3.   On November 7, 2006, the electorate approved Proposition 83, the initiative measure known as The Sexual Predator Punishment and Control Act:  Jessica's Law. Insofar as is pertinent to this appeal, the measure amended various statutes as they existed prior to SB 1128.   As amended by the measure, section 6604 now provides for an indeterminate term of commitment, while subdivision (a) of section 6604.1 provides that said term shall commence on the date upon which the court issues the initial order of commitment pursuant to section 6604, and subdivision (b) specifies which statutory provisions apply to evaluations performed for purposes of extended commitments, and which rights, requirements, and procedures apply to all commitment proceedings.   These amendments took effect November 8, 2006, the day after the extension of Carroll's commitment.  (Cal. Const., art. II, § 10, subd. (a).)

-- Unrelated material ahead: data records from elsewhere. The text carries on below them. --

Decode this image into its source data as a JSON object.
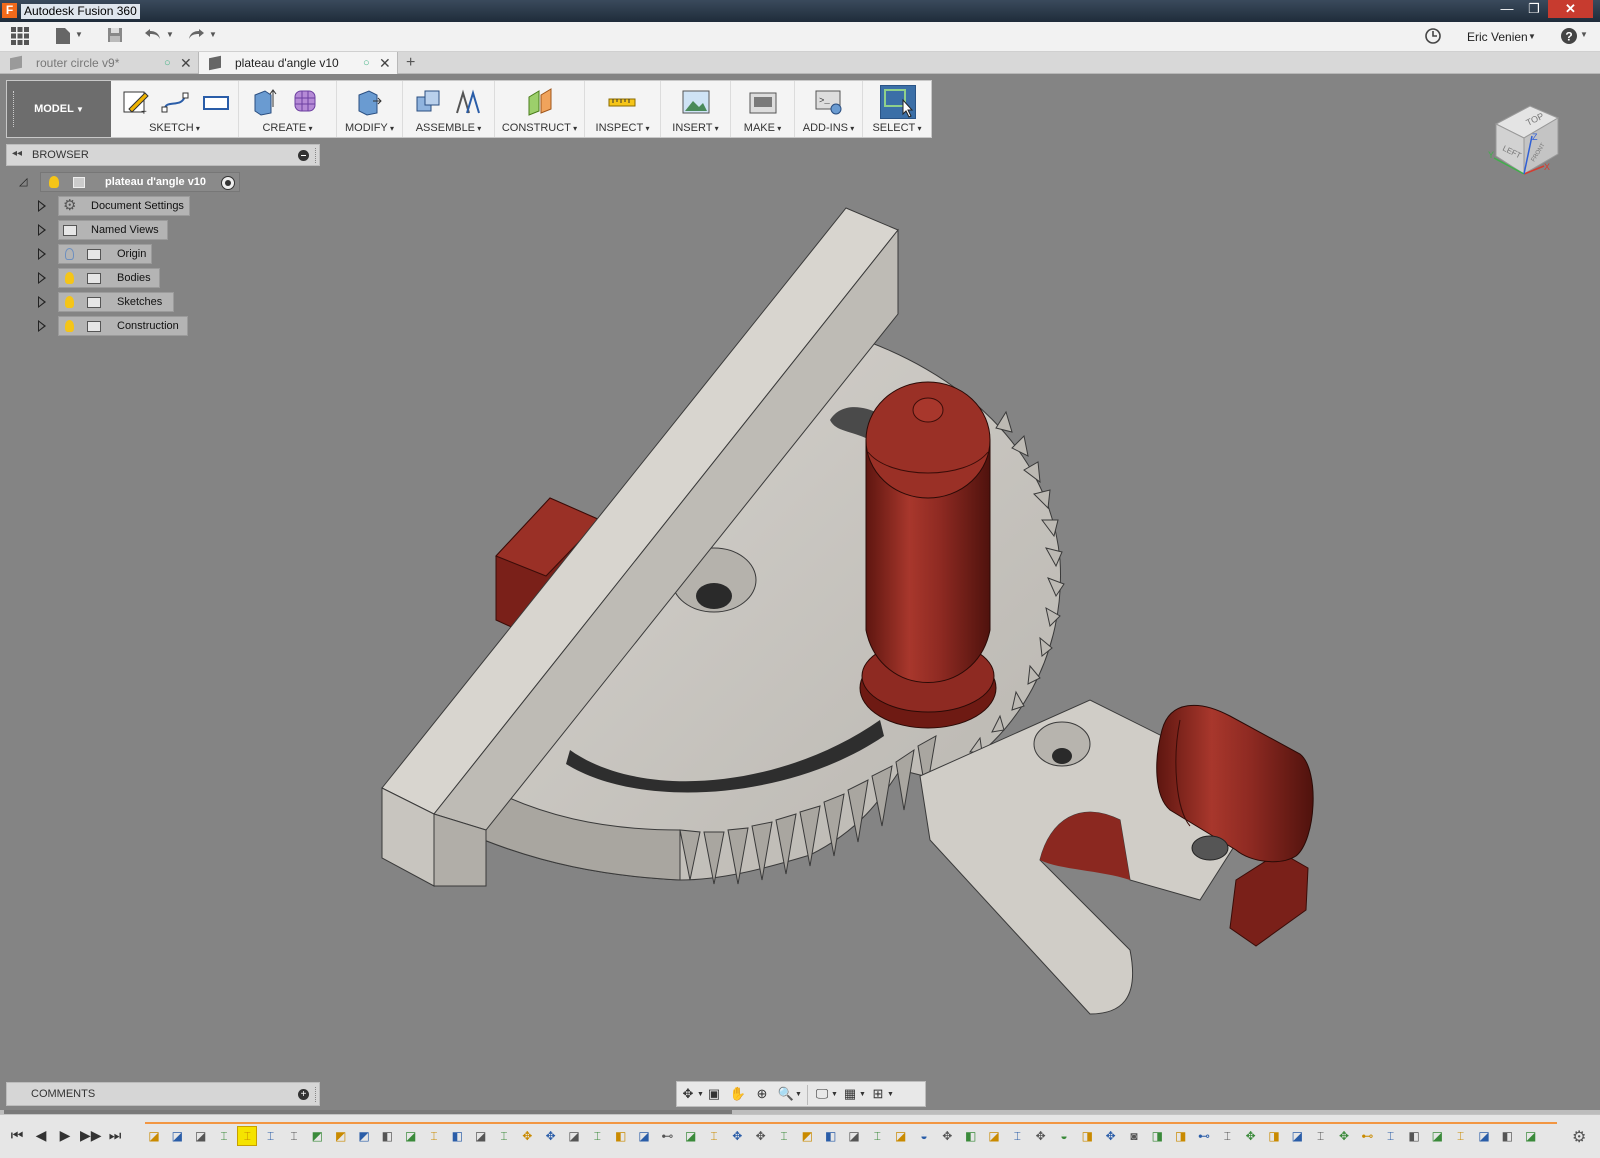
{
  "app": {
    "title": "Autodesk Fusion 360",
    "logo_letter": "F"
  },
  "window_controls": {
    "minimize": "—",
    "restore": "❐",
    "close": "✕"
  },
  "quick_access": {
    "user_name": "Eric Venien",
    "icons": [
      "data-panel-icon",
      "file-icon",
      "save-icon",
      "undo-icon",
      "redo-icon",
      "job-status-icon",
      "help-icon"
    ]
  },
  "tabs": [
    {
      "label": "router circle v9*",
      "active": false
    },
    {
      "label": "plateau d'angle v10",
      "active": true
    }
  ],
  "toolbar": {
    "workspace": "MODEL",
    "groups": [
      {
        "label": "SKETCH"
      },
      {
        "label": "CREATE"
      },
      {
        "label": "MODIFY"
      },
      {
        "label": "ASSEMBLE"
      },
      {
        "label": "CONSTRUCT"
      },
      {
        "label": "INSPECT"
      },
      {
        "label": "INSERT"
      },
      {
        "label": "MAKE"
      },
      {
        "label": "ADD-INS"
      },
      {
        "label": "SELECT"
      }
    ]
  },
  "browser": {
    "title": "BROWSER",
    "root": {
      "label": "plateau d'angle v10"
    },
    "items": [
      {
        "label": "Document Settings",
        "icon": "gear-icon",
        "visibility": "none"
      },
      {
        "label": "Named Views",
        "icon": "folder-icon",
        "visibility": "none"
      },
      {
        "label": "Origin",
        "icon": "folder-icon",
        "visibility": "hidden"
      },
      {
        "label": "Bodies",
        "icon": "folder-icon",
        "visibility": "visible"
      },
      {
        "label": "Sketches",
        "icon": "folder-icon",
        "visibility": "visible"
      },
      {
        "label": "Construction",
        "icon": "folder-icon",
        "visibility": "visible"
      }
    ]
  },
  "viewcube": {
    "top": "TOP",
    "left": "LEFT",
    "front": "FRONT",
    "axis_x": "X",
    "axis_y": "Y",
    "axis_z": "Z"
  },
  "comments": {
    "title": "COMMENTS"
  },
  "colors": {
    "accent_select": "#3b6fa7",
    "timeline_marker": "#f29642",
    "model_body": "#c9c6c0",
    "model_red": "#8e2a22",
    "viewport_bg": "#848484"
  },
  "timeline": {
    "controls": [
      "⏮",
      "◀",
      "▶",
      "▶▶",
      "⏭"
    ],
    "selected_index": 4,
    "feature_count": 60
  }
}
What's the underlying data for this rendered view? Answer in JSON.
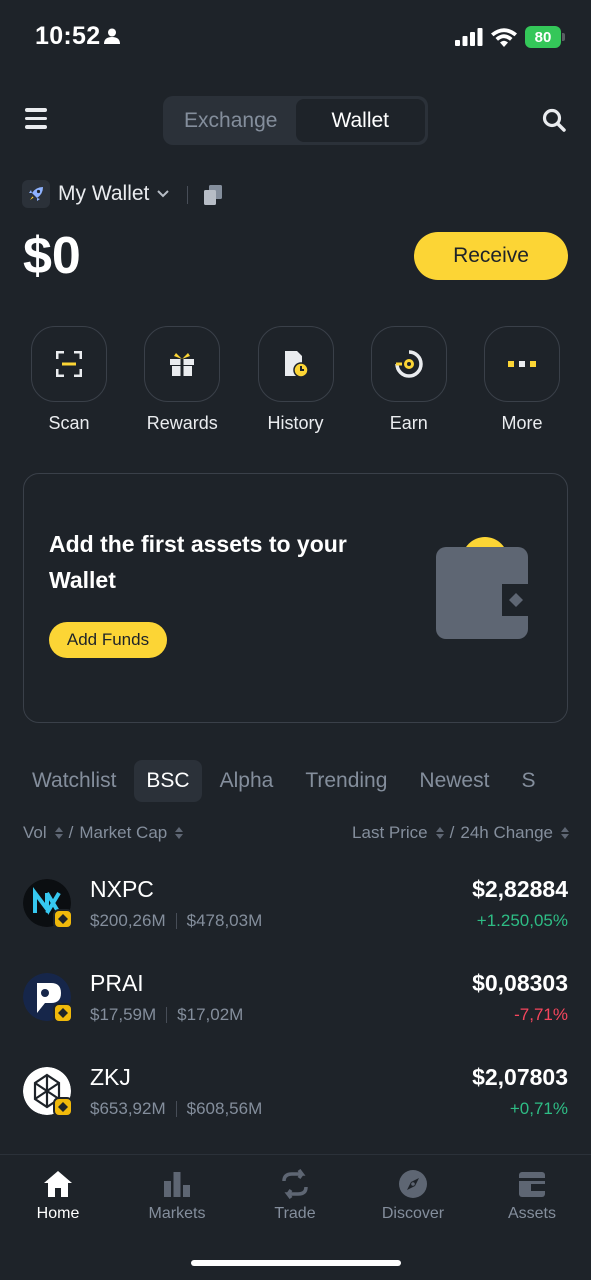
{
  "status_bar": {
    "time": "10:52",
    "battery": "80"
  },
  "header": {
    "segments": [
      "Exchange",
      "Wallet"
    ],
    "active_segment": "Wallet"
  },
  "wallet": {
    "name": "My Wallet",
    "balance": "$0",
    "receive_label": "Receive"
  },
  "actions": [
    {
      "label": "Scan",
      "icon": "scan-icon"
    },
    {
      "label": "Rewards",
      "icon": "gift-icon"
    },
    {
      "label": "History",
      "icon": "history-icon"
    },
    {
      "label": "Earn",
      "icon": "earn-icon"
    },
    {
      "label": "More",
      "icon": "more-icon"
    }
  ],
  "promo": {
    "title": "Add the first assets to your Wallet",
    "button": "Add Funds"
  },
  "tabs": [
    "Watchlist",
    "BSC",
    "Alpha",
    "Trending",
    "Newest",
    "S"
  ],
  "active_tab": "BSC",
  "columns": {
    "left_a": "Vol",
    "left_b": "Market Cap",
    "right_a": "Last Price",
    "right_b": "24h Change",
    "separator": "/"
  },
  "tokens": [
    {
      "symbol": "NXPC",
      "vol": "$200,26M",
      "mcap": "$478,03M",
      "price": "$2,82884",
      "change": "+1.250,05%",
      "direction": "up"
    },
    {
      "symbol": "PRAI",
      "vol": "$17,59M",
      "mcap": "$17,02M",
      "price": "$0,08303",
      "change": "-7,71%",
      "direction": "down"
    },
    {
      "symbol": "ZKJ",
      "vol": "$653,92M",
      "mcap": "$608,56M",
      "price": "$2,07803",
      "change": "+0,71%",
      "direction": "up"
    }
  ],
  "bottom_nav": [
    {
      "label": "Home",
      "icon": "home-icon",
      "active": true
    },
    {
      "label": "Markets",
      "icon": "markets-icon",
      "active": false
    },
    {
      "label": "Trade",
      "icon": "trade-icon",
      "active": false
    },
    {
      "label": "Discover",
      "icon": "discover-icon",
      "active": false
    },
    {
      "label": "Assets",
      "icon": "assets-icon",
      "active": false
    }
  ],
  "colors": {
    "accent": "#fcd535",
    "up": "#2ebd85",
    "down": "#f6465d",
    "background": "#1e2329"
  }
}
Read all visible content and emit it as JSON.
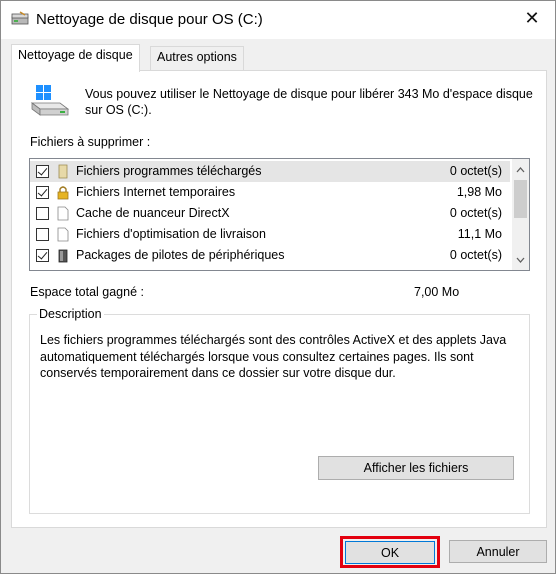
{
  "window": {
    "title": "Nettoyage de disque pour OS (C:)",
    "close_glyph": "✕"
  },
  "tabs": [
    {
      "label": "Nettoyage de disque",
      "active": true
    },
    {
      "label": "Autres options",
      "active": false
    }
  ],
  "intro_text": "Vous pouvez utiliser le Nettoyage de disque pour libérer 343 Mo d'espace disque sur OS (C:).",
  "files_label": "Fichiers à supprimer :",
  "files": [
    {
      "label": "Fichiers programmes téléchargés",
      "size": "0 octet(s)",
      "checked": true,
      "selected": true,
      "icon": "folder-icon"
    },
    {
      "label": "Fichiers Internet temporaires",
      "size": "1,98 Mo",
      "checked": true,
      "selected": false,
      "icon": "lock-icon"
    },
    {
      "label": "Cache de nuanceur DirectX",
      "size": "0 octet(s)",
      "checked": false,
      "selected": false,
      "icon": "file-icon"
    },
    {
      "label": "Fichiers d'optimisation de livraison",
      "size": "11,1 Mo",
      "checked": false,
      "selected": false,
      "icon": "file-icon"
    },
    {
      "label": "Packages de pilotes de périphériques",
      "size": "0 octet(s)",
      "checked": true,
      "selected": false,
      "icon": "device-icon"
    }
  ],
  "gain": {
    "label": "Espace total gagné :",
    "value": "7,00 Mo"
  },
  "description": {
    "legend": "Description",
    "text": "Les fichiers programmes téléchargés sont des contrôles ActiveX et des applets Java automatiquement téléchargés lorsque vous consultez certaines pages. Ils sont conservés temporairement dans ce dossier sur votre disque dur.",
    "view_files_label": "Afficher les fichiers"
  },
  "buttons": {
    "ok": "OK",
    "cancel": "Annuler"
  },
  "colors": {
    "highlight": "#e3000f",
    "accent": "#0078d7"
  }
}
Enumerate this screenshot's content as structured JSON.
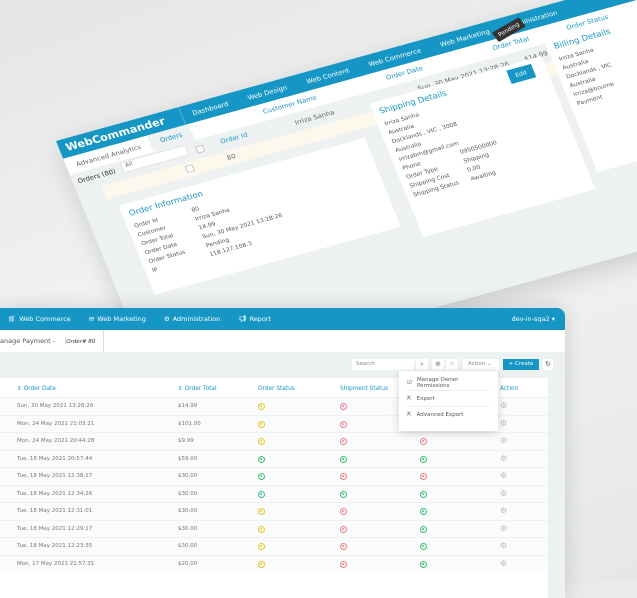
{
  "colors": {
    "brand": "#1696c4",
    "pending": "#e6c81e",
    "failed": "#f07b85",
    "success": "#3cbf74"
  },
  "top": {
    "logo": "WebCommander",
    "nav": [
      "Dashboard",
      "Web Design",
      "Web Content",
      "Web Commerce",
      "Web Marketing",
      "Administration"
    ],
    "tabs": [
      "Advanced Analytics",
      "Orders"
    ],
    "orders_count": "Orders (80)",
    "filter": "All",
    "headers": [
      "Order Id",
      "Customer Name",
      "Order Date",
      "Order Total",
      "Order Status"
    ],
    "row": {
      "id": "80",
      "customer": "Irriza Sanha",
      "date": "Sun, 30 May 2021 13:28:26",
      "total": "$14.99"
    },
    "tooltip": "Pending",
    "edit": "Edit",
    "order_info": {
      "title": "Order Information",
      "fields": [
        [
          "Order Id",
          "80"
        ],
        [
          "Customer",
          "Irriza Sanha"
        ],
        [
          "Order Total",
          "14.99"
        ],
        [
          "Order Date",
          "Sun, 30 May 2021 13:28:26"
        ],
        [
          "Order Status",
          "Pending"
        ],
        [
          "IP",
          "118.127.108.3"
        ]
      ]
    },
    "shipping": {
      "title": "Shipping Details",
      "lines": [
        "Irriza Sanha",
        "Australia",
        "Docklands , VIC , 3008",
        "Australia",
        "irrizabm@gmail.com"
      ],
      "fields": [
        [
          "Phone",
          "0950500000"
        ],
        [
          "Order Type",
          "Shipping"
        ],
        [
          "Shipping Cost",
          "0.00"
        ],
        [
          "Shipping Status",
          "Awaiting"
        ]
      ]
    },
    "billing": {
      "title": "Billing Details",
      "lines": [
        "Irriza Sanha",
        "Australia",
        "Docklands , VIC",
        "Australia",
        "irriza@bourne"
      ],
      "payment": "Payment"
    }
  },
  "bottom": {
    "nav": [
      {
        "icon": "cart-icon",
        "label": "Web Commerce"
      },
      {
        "icon": "mail-icon",
        "label": "Web Marketing"
      },
      {
        "icon": "gear-icon",
        "label": "Administration"
      },
      {
        "icon": "megaphone-icon",
        "label": "Report"
      }
    ],
    "user": "dev-in-sqa2",
    "breadcrumb": "anage Payment - ",
    "breadcrumb_order": "Order# 80",
    "search_placeholder": "Search",
    "action": "Action",
    "create": "+ Create",
    "headers": [
      "Order Date",
      "Order Total",
      "Order Status",
      "Shipment Status",
      "Action"
    ],
    "menu": [
      "Manage Owner Permissions",
      "Export",
      "Advanced Export"
    ],
    "rows": [
      {
        "date": "Sun, 30 May 2021 13:28:26",
        "total": "$14.99",
        "status": [
          "pending",
          "failed",
          null
        ]
      },
      {
        "date": "Mon, 24 May 2021 21:03:21",
        "total": "$101.00",
        "status": [
          "pending",
          "failed",
          null
        ]
      },
      {
        "date": "Mon, 24 May 2021 20:44:28",
        "total": "$9.99",
        "status": [
          "pending",
          "failed",
          "failed"
        ]
      },
      {
        "date": "Tue, 18 May 2021 20:57:44",
        "total": "$59.00",
        "status": [
          "success",
          "success",
          "success"
        ]
      },
      {
        "date": "Tue, 18 May 2021 12:38:17",
        "total": "$30.00",
        "status": [
          "success",
          "failed",
          "failed"
        ]
      },
      {
        "date": "Tue, 18 May 2021 12:34:26",
        "total": "$30.00",
        "status": [
          "success",
          "success",
          "success"
        ]
      },
      {
        "date": "Tue, 18 May 2021 12:31:01",
        "total": "$30.00",
        "status": [
          "pending",
          "failed",
          "success"
        ]
      },
      {
        "date": "Tue, 18 May 2021 12:29:17",
        "total": "$30.00",
        "status": [
          "pending",
          "failed",
          "success"
        ]
      },
      {
        "date": "Tue, 18 May 2021 12:23:35",
        "total": "$30.00",
        "status": [
          "pending",
          "failed",
          "success"
        ]
      },
      {
        "date": "Mon, 17 May 2021 21:57:31",
        "total": "$20.00",
        "status": [
          "pending",
          "failed",
          "success"
        ]
      }
    ]
  }
}
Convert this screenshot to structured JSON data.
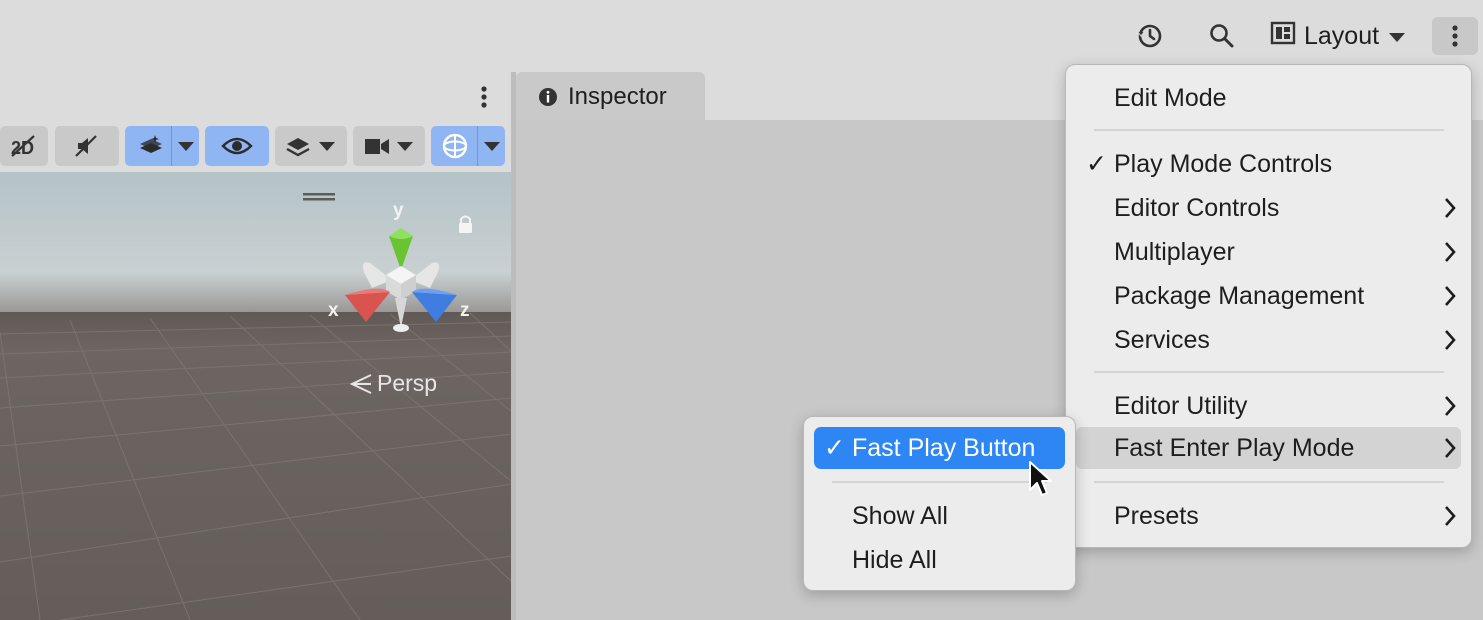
{
  "toolbar": {
    "layout_label": "Layout",
    "icons": [
      "history-icon",
      "search-icon",
      "layout-icon",
      "chevron-down-icon",
      "more-vertical-icon"
    ]
  },
  "inspector": {
    "tab_label": "Inspector"
  },
  "scene": {
    "axis_y": "y",
    "axis_x": "x",
    "axis_z": "z",
    "projection_label": "Persp",
    "colors": {
      "sky": "#c3ced2",
      "ground": "#6b6460",
      "highlight_blue": "#8fb6f2"
    }
  },
  "main_menu": {
    "edit_mode": "Edit Mode",
    "play_mode_controls": "Play Mode Controls",
    "editor_controls": "Editor Controls",
    "multiplayer": "Multiplayer",
    "package_management": "Package Management",
    "services": "Services",
    "editor_utility": "Editor Utility",
    "fast_enter_play_mode": "Fast Enter Play Mode",
    "presets": "Presets",
    "checkmark": "✓"
  },
  "sub_menu": {
    "fast_play_button": "Fast Play Button",
    "show_all": "Show All",
    "hide_all": "Hide All",
    "checkmark": "✓"
  },
  "colors": {
    "selection": "#2e86f5",
    "menu_bg": "#ececec",
    "hover_bg": "#d3d3d3"
  }
}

4.   The California Supreme Court has held that, as originally enacted, the SVPA did not impose punishment or otherwise implicate ex post facto concerns.  (Hubbart v. Superior Court (1999) 19 Cal.4th 1138, 1170-1179, 81 Cal.Rptr.2d 492, 969 P.2d 584;  cf.  Kansas v. Hendricks (1997) 521 U.S. 346, 368-369, 370-371, 117 S.Ct. 2072, 138 L.Ed.2d 501.)   Carroll does not contend the change from a two-year to an indeterminate term of commitment has rendered the statutory scheme so punitive, either in purpose or in effect, as to transform a civil remedy into a criminal penalty, thereby raising concerns under the ex post facto clauses of the federal and state Constitutions.  (See People v. Ansell (2001) 25 Cal.4th 868, 885, 108 Cal.Rptr.2d 145, 24 P.3d 1174;  People v. Wallace (2004) 120 Cal.App.4th 867, 874-875, 16 Cal.Rptr.3d 152.)

5.   As originally enacted, the SVPA defined “sexually violent predator” as someone who, inter alia, had been convicted of a sexually violent offense for which he or she received a determinate sentence.   The Garcetti court held that conviction of a sexually violent offense resulting in an indeterminate sentence could constitute a predicate conviction under the SVPA, even if the petition for commitment was filed prior to the statutory amendment that permitted a conviction to qualify as a sexually violent offense even if the offender did not receive a determinate sentence therefor. (Garcetti v. Superior Court, supra, 76 Cal.App.4th at pp. 687-689, 694, 90 Cal.Rptr.2d 581.)

6.   In this regard, Carroll's prior convictions constituted evidence in support of a finding he was an SVP, but were not determinative.  (See § 6600, subd. (a)(3).)

ARDAIZ, P.J.

WE CONCUR:  HARRIS and KANE, JJ.